## Your goal
Among the records below, find each line bearing the word "placeholder" and copy it.

::::

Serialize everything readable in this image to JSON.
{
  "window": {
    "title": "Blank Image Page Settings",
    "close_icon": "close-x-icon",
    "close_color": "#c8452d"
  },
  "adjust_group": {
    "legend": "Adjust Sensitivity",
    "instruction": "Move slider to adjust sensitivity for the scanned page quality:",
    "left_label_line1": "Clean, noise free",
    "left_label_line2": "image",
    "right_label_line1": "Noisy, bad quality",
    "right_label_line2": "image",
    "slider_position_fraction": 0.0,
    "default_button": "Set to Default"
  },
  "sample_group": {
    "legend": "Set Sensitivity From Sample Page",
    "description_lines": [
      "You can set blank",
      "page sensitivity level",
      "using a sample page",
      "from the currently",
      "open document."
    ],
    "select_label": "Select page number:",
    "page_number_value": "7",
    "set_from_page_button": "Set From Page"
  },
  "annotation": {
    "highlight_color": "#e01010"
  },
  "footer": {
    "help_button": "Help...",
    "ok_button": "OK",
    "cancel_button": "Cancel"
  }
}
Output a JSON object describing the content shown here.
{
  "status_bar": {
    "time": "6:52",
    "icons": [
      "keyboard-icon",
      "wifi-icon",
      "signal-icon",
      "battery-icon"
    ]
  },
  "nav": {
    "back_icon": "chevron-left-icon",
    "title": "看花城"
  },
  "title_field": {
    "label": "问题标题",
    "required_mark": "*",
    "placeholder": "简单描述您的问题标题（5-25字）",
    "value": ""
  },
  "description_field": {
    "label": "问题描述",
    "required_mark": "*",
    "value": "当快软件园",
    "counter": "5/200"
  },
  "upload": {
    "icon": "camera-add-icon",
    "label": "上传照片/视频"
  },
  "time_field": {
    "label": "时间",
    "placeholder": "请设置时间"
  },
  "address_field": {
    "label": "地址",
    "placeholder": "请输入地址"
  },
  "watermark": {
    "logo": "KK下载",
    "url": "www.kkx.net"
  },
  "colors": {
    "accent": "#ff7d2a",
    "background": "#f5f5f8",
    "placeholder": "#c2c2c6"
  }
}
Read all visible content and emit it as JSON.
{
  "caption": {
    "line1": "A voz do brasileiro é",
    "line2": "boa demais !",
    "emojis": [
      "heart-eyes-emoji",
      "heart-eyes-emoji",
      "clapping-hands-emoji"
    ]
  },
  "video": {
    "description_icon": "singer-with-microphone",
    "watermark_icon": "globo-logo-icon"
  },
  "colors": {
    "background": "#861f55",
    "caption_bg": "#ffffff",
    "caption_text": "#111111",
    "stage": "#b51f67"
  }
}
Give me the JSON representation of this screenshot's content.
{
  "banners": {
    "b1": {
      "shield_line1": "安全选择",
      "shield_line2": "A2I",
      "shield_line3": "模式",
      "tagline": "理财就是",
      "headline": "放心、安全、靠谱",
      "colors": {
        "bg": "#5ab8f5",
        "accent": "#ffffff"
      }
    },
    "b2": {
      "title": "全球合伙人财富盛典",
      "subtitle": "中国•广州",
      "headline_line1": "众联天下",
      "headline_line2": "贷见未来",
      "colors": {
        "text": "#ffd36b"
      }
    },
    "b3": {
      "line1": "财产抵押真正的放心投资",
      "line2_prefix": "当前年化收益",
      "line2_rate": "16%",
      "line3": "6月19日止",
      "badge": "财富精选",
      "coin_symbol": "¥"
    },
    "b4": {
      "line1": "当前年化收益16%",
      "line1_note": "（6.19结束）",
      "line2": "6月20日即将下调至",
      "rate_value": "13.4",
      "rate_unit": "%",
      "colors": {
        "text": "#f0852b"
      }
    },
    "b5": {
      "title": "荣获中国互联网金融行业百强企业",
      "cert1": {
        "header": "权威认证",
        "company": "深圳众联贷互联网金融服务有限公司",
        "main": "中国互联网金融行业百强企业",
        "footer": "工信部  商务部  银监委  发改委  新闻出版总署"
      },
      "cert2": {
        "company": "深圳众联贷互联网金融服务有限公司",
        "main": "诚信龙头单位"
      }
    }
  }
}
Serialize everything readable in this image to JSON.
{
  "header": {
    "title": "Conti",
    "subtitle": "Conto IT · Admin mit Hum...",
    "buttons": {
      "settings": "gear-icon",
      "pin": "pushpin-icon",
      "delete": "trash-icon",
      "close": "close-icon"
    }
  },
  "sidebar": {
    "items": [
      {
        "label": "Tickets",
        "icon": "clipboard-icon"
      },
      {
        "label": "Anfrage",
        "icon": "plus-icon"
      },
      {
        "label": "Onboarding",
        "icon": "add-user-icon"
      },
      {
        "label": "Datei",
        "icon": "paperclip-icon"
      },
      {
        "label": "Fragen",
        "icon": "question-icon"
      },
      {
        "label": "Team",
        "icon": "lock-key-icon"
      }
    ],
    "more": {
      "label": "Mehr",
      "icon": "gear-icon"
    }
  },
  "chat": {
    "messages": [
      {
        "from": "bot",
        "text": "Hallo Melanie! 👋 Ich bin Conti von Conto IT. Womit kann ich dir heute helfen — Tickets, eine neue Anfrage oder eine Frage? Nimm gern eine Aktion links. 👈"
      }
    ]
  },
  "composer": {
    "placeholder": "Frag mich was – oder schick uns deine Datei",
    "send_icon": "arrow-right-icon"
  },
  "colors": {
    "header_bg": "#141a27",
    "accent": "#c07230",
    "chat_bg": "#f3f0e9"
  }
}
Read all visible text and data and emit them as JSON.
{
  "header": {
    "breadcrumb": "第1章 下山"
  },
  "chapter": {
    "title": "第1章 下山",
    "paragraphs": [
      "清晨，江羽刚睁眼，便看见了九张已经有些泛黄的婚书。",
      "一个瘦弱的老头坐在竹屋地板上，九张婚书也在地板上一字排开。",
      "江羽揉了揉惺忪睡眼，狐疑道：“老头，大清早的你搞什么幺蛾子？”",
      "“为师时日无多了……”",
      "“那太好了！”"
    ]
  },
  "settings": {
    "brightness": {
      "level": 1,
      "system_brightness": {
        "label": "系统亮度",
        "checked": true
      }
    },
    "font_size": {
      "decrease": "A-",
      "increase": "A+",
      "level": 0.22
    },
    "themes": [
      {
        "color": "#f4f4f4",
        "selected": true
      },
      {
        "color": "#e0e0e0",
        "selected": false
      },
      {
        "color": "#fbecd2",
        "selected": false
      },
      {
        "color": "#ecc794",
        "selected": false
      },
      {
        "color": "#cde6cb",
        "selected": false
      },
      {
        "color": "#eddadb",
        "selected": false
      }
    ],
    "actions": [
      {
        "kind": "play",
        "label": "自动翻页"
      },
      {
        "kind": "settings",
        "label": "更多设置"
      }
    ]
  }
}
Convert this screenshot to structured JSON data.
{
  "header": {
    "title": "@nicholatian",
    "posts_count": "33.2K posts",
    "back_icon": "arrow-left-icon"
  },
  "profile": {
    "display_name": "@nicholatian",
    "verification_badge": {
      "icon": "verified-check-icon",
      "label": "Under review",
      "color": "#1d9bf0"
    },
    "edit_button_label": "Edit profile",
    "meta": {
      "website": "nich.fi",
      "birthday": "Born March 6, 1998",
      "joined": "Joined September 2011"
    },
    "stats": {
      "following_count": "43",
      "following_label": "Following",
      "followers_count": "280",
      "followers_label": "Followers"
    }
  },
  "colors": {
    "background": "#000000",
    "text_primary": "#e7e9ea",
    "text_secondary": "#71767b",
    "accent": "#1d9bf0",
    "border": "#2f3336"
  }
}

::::

## Solution to the exercise
    "placeholder": "简单描述您的问题标题（5-25字）",
    "placeholder": "请设置时间"
    "placeholder": "请输入地址"
    "placeholder": "#c2c2c6"
    "placeholder": "Frag mich was – oder schick uns deine Datei",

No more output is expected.